BRIEF:
The complete listing should be restated word for word.

SUPPLIED DATA:
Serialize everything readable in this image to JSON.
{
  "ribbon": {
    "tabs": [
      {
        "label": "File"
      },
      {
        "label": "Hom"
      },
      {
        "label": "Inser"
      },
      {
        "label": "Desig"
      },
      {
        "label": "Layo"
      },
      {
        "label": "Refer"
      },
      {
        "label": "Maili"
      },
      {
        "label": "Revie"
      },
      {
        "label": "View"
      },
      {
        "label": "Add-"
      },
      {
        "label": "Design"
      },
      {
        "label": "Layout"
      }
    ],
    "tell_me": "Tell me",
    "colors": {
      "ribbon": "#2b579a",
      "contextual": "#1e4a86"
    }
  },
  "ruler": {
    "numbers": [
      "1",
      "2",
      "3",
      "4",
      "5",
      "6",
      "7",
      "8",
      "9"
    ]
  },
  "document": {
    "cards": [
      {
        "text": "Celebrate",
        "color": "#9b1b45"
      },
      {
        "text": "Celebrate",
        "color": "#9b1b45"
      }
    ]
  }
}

RESULT:
Serialize everything readable in this image to JSON.
{
  "ribbon": {
    "tabs": [
      {
        "label": "File"
      },
      {
        "label": "Hom"
      },
      {
        "label": "Inser"
      },
      {
        "label": "Desig"
      },
      {
        "label": "Layo"
      },
      {
        "label": "Refer"
      },
      {
        "label": "Maili"
      },
      {
        "label": "Revie"
      },
      {
        "label": "View"
      },
      {
        "label": "Add-"
      },
      {
        "label": "Design"
      },
      {
        "label": "Layout"
      }
    ],
    "tell_me": "Tell me",
    "colors": {
      "ribbon": "#2b579a",
      "contextual": "#1e4a86"
    }
  },
  "ruler": {
    "numbers": [
      "1",
      "2",
      "3",
      "4",
      "5",
      "6",
      "7",
      "8",
      "9"
    ]
  },
  "document": {
    "cards": [
      {
        "text": "Celebrate",
        "color": "#9b1b45"
      },
      {
        "text": "Celebrate",
        "color": "#9b1b45"
      }
    ]
  }
}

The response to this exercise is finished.